However, getting a good head-on portrait of a fish face is no mean feat. Fish never hold still, swimming away from divers all the time because they are scared away by flashlights or noisy bubbles. Many can also move their eyes independently, and you’ll end up with shots of one eye looking at you and the other looking somewhere else!
It requires a lot of patience and many out-of-focus pictures to get that perfect head-on portrait. Once you have chosen your subject, stay as calm as possible and wait until the animal is looking straight at you. Then focus, and press the shutter.
Close-up and filling the frame
Close-up, or macro, is a nice way to show details of very small critters and, believe me, there are so many of them in our oceans. It is most important that you do not disturb or frighten away your subject when you approach closely for a shot like this.

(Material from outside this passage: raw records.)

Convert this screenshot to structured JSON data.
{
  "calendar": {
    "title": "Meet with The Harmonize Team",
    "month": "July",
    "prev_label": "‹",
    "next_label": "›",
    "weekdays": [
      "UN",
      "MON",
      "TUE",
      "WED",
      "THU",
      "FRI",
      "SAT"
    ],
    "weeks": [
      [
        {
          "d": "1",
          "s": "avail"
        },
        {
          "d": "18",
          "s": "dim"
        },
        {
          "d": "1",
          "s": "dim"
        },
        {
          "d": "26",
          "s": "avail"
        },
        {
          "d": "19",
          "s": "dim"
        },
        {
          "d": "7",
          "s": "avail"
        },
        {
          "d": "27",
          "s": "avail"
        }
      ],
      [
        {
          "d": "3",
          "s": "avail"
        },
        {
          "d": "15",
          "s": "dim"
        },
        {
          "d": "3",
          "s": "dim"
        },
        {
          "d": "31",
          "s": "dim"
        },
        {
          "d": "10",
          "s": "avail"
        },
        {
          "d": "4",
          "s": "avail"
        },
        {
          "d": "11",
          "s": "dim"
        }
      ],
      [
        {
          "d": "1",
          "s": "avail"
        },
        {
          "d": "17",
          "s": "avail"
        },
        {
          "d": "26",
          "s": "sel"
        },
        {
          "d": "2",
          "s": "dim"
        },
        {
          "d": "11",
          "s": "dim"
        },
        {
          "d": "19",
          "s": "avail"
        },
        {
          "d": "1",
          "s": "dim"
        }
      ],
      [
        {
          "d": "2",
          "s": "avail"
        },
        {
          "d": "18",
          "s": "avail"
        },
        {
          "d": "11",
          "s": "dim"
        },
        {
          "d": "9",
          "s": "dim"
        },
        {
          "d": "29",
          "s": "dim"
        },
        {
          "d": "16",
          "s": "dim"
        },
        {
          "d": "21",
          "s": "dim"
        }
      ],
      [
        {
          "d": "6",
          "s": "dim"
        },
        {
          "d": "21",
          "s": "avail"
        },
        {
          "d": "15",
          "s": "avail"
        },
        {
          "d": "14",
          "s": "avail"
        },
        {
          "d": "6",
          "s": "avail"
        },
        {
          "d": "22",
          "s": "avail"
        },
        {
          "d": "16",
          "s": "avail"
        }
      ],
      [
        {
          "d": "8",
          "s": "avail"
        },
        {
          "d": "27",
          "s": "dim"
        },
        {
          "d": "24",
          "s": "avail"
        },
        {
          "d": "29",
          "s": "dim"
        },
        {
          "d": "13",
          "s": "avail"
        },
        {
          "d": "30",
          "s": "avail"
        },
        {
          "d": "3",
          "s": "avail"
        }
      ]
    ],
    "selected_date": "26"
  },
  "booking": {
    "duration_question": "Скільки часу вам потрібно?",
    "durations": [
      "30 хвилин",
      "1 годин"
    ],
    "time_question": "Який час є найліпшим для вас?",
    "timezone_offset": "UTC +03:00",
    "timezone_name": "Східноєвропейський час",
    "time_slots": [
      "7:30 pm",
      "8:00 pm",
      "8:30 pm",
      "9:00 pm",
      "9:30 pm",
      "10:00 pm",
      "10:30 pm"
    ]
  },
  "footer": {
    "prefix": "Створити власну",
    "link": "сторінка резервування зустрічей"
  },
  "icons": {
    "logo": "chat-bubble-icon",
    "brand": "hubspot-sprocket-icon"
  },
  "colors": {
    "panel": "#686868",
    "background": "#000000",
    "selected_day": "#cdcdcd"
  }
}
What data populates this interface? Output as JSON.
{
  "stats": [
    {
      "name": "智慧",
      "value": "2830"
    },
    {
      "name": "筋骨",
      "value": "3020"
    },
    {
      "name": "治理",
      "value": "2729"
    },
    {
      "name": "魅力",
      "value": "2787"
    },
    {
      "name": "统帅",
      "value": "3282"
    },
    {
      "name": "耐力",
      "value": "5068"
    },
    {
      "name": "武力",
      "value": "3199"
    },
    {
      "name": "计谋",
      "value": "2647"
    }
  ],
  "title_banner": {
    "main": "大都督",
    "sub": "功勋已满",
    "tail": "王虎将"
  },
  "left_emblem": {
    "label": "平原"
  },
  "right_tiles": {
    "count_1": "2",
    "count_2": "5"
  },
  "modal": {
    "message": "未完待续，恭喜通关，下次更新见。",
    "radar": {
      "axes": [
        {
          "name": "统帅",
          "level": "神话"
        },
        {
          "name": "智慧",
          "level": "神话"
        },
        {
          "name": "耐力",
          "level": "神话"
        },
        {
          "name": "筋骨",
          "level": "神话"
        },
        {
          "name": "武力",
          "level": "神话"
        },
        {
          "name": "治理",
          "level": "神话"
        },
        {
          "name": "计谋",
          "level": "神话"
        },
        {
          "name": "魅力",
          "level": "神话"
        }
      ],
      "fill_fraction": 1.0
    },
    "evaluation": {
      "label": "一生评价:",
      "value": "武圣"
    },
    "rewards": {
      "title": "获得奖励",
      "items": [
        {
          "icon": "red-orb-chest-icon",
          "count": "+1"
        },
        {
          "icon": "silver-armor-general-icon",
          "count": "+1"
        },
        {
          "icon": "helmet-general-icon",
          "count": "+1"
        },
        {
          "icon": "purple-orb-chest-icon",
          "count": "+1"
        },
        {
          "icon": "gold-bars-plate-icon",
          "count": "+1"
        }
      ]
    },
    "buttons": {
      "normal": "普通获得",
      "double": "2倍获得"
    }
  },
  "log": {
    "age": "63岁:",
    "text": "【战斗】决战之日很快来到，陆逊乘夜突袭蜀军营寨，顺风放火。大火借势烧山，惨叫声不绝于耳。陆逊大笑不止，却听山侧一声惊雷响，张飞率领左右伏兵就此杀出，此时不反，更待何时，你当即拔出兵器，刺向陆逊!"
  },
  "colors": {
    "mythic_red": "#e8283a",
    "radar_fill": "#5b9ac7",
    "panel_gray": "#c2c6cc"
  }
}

With a zoom lens, you can stay a bit further back and zoom in. But when shooting with a macro lens, keep in mind that many macro lenses have a fixed focal length, which will not allow for zooming in.
If you use a small aperture (e.g., for macro: f/8 for compacts, f/18 for mirrorless, f/20 for DLSR), your depth of field will be better and you will have a sharper image throughout.
I also recommend using faster shutter speeds for your portraits. We are in constant motion under the water, and so are your subjects, so a fast shutter speed will help freeze your subject and give a sharper image. This is integral to creating a strong portrait image.
And of course, being up close and having the viewer’s main focus placed on your subject, rather than the environment or how it fits into the environment, will help create a more engaging, charismatic portrait of your marine subject.
Another useful way to help the viewer feel engaged with your image is trying to capture the character, or a certain behaviour, of the animal in question. For example, a baby trunkfish is (in my opinion) one of the cutest things on earth, being only the size of a pea and having a facial expression that you simply cannot resist loving.
On the other hand, seahorses often look a bit confused, like they are saying ‘hey you, what are you doing here?’ You can add a little extra spice to your images by looking for such expressions, or perhaps by finding an unusual angle of an animal which has never been photographed before.
You want to make your viewers say ‘wow, I have never seen anything like this before!’
It can seem like a daunting task to take charismatic portraits of marine life, when so much of the underwater world feels so extra-terrestrial to us. However, the techniques described above can help you capture truly characterful images of the wonderful wildlife found under the sea.
Top tip: dare to be different! We all see things differently, so photograph your subjects how you see them, and your shots will always be unique to you.
By no means are the above tips rules that must be applied to your own photography– interpret them how you wish, and trust your gut instinct. Most importantly, have fun and love what you do. Good luck and happy bubbles!